and remain firm in their uniqueness.
And yes Living Peace is the accomplishment of having a life filled with joy while behaving in a manner that inspires others and leaves us feeling complete with the knowledge that there is truth in the world.
To Live in Peace is to be tranquil despite disappointment, to be fearless
in the face of perfidity, to keep an open mind and loving heart in a
world seemingly dominated by deception, ignorance, greed and the pettiness
of people with small minds.
To Live in Peace is to have the innocence and wonder of a child first
seeing a bird in flight, watching snow fall on a naked mountain top, listening to the ponding ocean waves or experiencing the emergence of
the night’s starry array as the sun flees from the sky.
To Live in Peace requires the relentless pursuit of truth and the ability
to resist the unending temptations presented to us daily.
And finally, Lving Peace is knowing to a metaphysical certainty that the
force that constitutes our bodies is the same energy that infuses the
entire Cosmos and allows us to rest comfortably within the Soul of God.
From Francis-Gene Acosta:
Compassion, understanding, respect, tolerance, acceptance…all without question necessary virtues that contribute to “living peace.” But in themselves and collectively they are insufficient (not to mention a little cliché) in describing what “living peace” should truly mean. I think living peace can best be understood relative to its greatest foe—indifference. I say greatest without hesitation because indifference often escapes people’s minds as an issue that hinders humanity’s ability to reach its potential for moral excellence. This is especially true of American culture. We all must understand that we can only fully combat indifference through action. To give an example in the wake of World AIDS Day, to me “living peace” might mean volunteering and sacrificing one’s time to teach and care for HIV/AIDS orphans abroad. It can also mean actively challenging leaders to aim for universal treatment and care for HIV/AIDS patients and combating the discrimination and ignorance that places marginalized groups at higher risk. Too often individuals are satisfied with donating money or reading up on a cause or issue as their means of contributing to “living peace.” Too many individuals surf through television channels and the internet avoiding noteworthy news sources that report on the state of the world because they deem them to be “just too depressing.” Individuals with this mindset are as troubled as the victims they see in the news—those infected with disease, those oppressed by their leaders, those suppressed by society—because like them they lack the ability to inspire change. In fact I would even claim that they are more troubled than these victims because they don’t really “lack the ability” they just choose not to exercise the freedom to actively fight back against disease and oppression that they have over those who are truly suffering. To achieve “living peace” we must implore those around us to allow the causes for this inaction—be it fear, laziness, selfishness, etc.—to fuel the vehicle that will lead us down the path for not only “living peace” on a day-to-day basis, but more importantly, “lasting peace” that will resonate in generations to come.
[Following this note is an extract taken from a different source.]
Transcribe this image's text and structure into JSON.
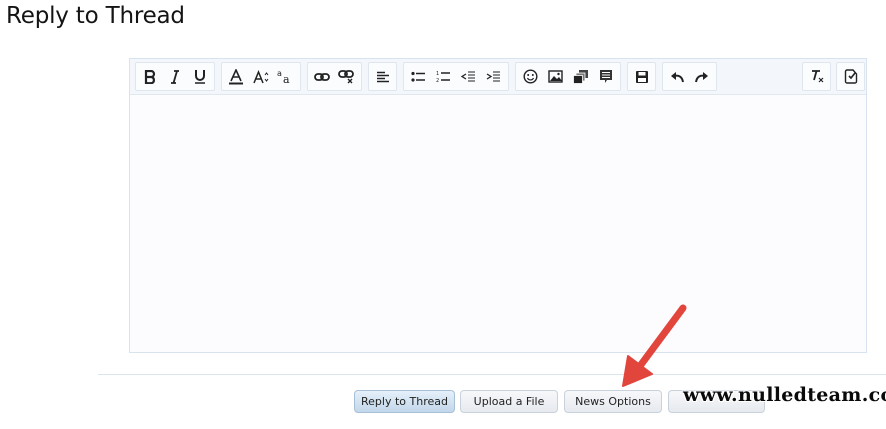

Thank you to everyone who entered! Your definitions of living peace were inspiring! If you didn’t get tickets to see Charlize Theron speak about her work with the Africa Outreach Project, fear not. We will be streaming the event live from our website.
Peace Grl Out.